Andy Jones CS PhD student @ Princeton

$\chi$ triangles

Describing $\chi$ random variables as the lengths of vectors.

$\chi^2$ random variables

Let $X_1, X_2 \sim \mathcal{N}(0, 1)$ and define $Y = X_1^2 + X_2^2$.

From the definition of a chi-square random variable, we know that $Y$ follows a chi-squared distribution with two degrees of freedom,

\[Y \sim \chi^2_2.\]

$\chi$ random variables

Now, let’s plot $X_1 + X_2$ in vector form. As a slight abuse of notation, let $\vec{X_1} = \begin{bmatrix} X_1 \\ 0 \end{bmatrix}$ and $\vec{X_2} = \begin{bmatrix} 0 \\ X_2 \end{bmatrix}$.

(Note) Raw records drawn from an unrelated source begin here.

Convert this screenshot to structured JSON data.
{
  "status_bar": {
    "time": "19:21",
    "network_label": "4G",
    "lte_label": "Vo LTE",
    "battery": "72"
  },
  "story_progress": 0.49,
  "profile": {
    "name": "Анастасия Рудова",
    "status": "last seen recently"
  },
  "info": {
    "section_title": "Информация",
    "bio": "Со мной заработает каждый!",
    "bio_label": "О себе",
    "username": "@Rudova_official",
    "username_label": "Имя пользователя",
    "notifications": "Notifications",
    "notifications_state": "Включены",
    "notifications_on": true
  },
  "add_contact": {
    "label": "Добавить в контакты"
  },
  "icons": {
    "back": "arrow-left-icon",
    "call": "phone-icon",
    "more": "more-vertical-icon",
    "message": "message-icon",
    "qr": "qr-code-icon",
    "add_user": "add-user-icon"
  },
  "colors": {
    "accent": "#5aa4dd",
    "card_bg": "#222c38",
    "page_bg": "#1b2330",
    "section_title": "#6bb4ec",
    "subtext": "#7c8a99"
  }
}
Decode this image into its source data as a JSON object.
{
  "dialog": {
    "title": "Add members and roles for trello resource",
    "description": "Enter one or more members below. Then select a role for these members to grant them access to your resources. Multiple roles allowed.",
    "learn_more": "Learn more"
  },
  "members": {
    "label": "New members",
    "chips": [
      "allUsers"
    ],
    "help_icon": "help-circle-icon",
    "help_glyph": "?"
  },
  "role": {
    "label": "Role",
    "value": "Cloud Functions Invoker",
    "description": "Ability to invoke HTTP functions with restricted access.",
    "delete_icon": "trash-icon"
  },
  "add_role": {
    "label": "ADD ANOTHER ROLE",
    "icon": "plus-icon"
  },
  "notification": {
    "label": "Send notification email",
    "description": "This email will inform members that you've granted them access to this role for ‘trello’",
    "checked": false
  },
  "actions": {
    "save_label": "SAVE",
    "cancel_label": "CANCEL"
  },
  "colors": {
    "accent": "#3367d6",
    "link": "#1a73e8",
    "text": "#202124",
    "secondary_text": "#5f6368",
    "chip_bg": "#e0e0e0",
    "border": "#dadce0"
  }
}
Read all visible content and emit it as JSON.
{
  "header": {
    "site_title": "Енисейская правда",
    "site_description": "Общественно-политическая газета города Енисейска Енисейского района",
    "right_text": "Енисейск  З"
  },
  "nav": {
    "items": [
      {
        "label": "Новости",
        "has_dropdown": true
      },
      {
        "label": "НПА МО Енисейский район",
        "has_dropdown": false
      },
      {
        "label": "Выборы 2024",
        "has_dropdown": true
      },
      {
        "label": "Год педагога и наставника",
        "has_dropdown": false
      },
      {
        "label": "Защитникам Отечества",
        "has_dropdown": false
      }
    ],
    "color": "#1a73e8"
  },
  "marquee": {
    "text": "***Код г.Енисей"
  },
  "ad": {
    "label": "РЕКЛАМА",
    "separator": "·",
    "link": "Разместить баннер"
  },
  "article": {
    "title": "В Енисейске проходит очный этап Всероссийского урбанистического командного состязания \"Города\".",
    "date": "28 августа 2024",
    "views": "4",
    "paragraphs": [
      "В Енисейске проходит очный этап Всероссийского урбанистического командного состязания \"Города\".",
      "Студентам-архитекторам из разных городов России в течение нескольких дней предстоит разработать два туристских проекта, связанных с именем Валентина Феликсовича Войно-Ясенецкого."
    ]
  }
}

By the Pythagorean Theorem, the length of $\vec{X_1} + \vec{X_2}$ will be $\sqrt{X_1^2 + X_2^2}$. Equivalently, the length is $\sqrt{Y}$.

This means that the length of a random vector constructed from the sum of two standard normals follows the distribution of the square root of a $\chi^2_2$ random variable. This is also known as a chi-distributed random variable with two degrees of freedom. Let $X = \begin{bmatrix} X_1 \\ X_2 \end{bmatrix}$. Then,

\[||X||_2 \sim \chi_2.\]

More generally, we can think about the sum of $d$ squared stanadard normals. In particular, if

\[X \sim \mathcal{N}(0, I_d),\]


\[||X||_2 \sim \chi_d.\]

This has the same geometric interpretation but for higher-dimensional “triangles” (simplices with an orthogonal corner): the length of the hypotenuse follows a $\chi_d$ distribution.